◆ WHAT THE TASK REQUIRES: Without changing a single character, copy every record below.

◆ DATA FOR PROCESSING:

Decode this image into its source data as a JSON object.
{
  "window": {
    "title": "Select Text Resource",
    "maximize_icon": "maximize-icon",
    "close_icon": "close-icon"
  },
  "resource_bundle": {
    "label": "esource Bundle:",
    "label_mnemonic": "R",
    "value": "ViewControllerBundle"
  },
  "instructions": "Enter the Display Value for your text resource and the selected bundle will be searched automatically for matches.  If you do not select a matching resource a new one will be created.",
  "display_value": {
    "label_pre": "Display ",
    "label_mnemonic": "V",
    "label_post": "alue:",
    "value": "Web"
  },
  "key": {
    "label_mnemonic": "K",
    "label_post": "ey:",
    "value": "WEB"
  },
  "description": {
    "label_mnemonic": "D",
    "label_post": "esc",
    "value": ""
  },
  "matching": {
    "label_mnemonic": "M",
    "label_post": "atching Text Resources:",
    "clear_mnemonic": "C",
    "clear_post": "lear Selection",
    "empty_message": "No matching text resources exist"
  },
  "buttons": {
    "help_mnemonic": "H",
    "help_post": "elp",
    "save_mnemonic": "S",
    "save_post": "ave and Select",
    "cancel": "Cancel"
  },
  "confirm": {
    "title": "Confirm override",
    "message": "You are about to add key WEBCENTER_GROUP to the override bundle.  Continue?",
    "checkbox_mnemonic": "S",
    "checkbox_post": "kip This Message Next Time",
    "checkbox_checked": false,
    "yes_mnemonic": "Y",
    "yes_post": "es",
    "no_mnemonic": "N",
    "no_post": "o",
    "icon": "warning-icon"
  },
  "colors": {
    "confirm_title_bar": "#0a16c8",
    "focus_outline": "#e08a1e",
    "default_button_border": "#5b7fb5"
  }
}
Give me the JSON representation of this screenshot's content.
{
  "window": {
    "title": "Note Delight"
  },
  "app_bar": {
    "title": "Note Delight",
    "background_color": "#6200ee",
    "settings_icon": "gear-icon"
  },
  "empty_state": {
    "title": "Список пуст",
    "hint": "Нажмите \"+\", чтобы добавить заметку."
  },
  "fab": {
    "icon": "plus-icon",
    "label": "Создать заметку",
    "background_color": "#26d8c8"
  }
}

◆ THE ANSWER:
Decode this image into its source data as a JSON object.
{
  "window": {
    "title": "Select Text Resource",
    "maximize_icon": "maximize-icon",
    "close_icon": "close-icon"
  },
  "resource_bundle": {
    "label": "esource Bundle:",
    "label_mnemonic": "R",
    "value": "ViewControllerBundle"
  },
  "instructions": "Enter the Display Value for your text resource and the selected bundle will be searched automatically for matches.  If you do not select a matching resource a new one will be created.",
  "display_value": {
    "label_pre": "Display ",
    "label_mnemonic": "V",
    "label_post": "alue:",
    "value": "Web"
  },
  "key": {
    "label_mnemonic": "K",
    "label_post": "ey:",
    "value": "WEB"
  },
  "description": {
    "label_mnemonic": "D",
    "label_post": "esc",
    "value": ""
  },
  "matching": {
    "label_mnemonic": "M",
    "label_post": "atching Text Resources:",
    "clear_mnemonic": "C",
    "clear_post": "lear Selection",
    "empty_message": "No matching text resources exist"
  },
  "buttons": {
    "help_mnemonic": "H",
    "help_post": "elp",
    "save_mnemonic": "S",
    "save_post": "ave and Select",
    "cancel": "Cancel"
  },
  "confirm": {
    "title": "Confirm override",
    "message": "You are about to add key WEBCENTER_GROUP to the override bundle.  Continue?",
    "checkbox_mnemonic": "S",
    "checkbox_post": "kip This Message Next Time",
    "checkbox_checked": false,
    "yes_mnemonic": "Y",
    "yes_post": "es",
    "no_mnemonic": "N",
    "no_post": "o",
    "icon": "warning-icon"
  },
  "colors": {
    "confirm_title_bar": "#0a16c8",
    "focus_outline": "#e08a1e",
    "default_button_border": "#5b7fb5"
  }
}
Give me the JSON representation of this screenshot's content.
{
  "window": {
    "title": "Note Delight"
  },
  "app_bar": {
    "title": "Note Delight",
    "background_color": "#6200ee",
    "settings_icon": "gear-icon"
  },
  "empty_state": {
    "title": "Список пуст",
    "hint": "Нажмите \"+\", чтобы добавить заметку."
  },
  "fab": {
    "icon": "plus-icon",
    "label": "Создать заметку",
    "background_color": "#26d8c8"
  }
}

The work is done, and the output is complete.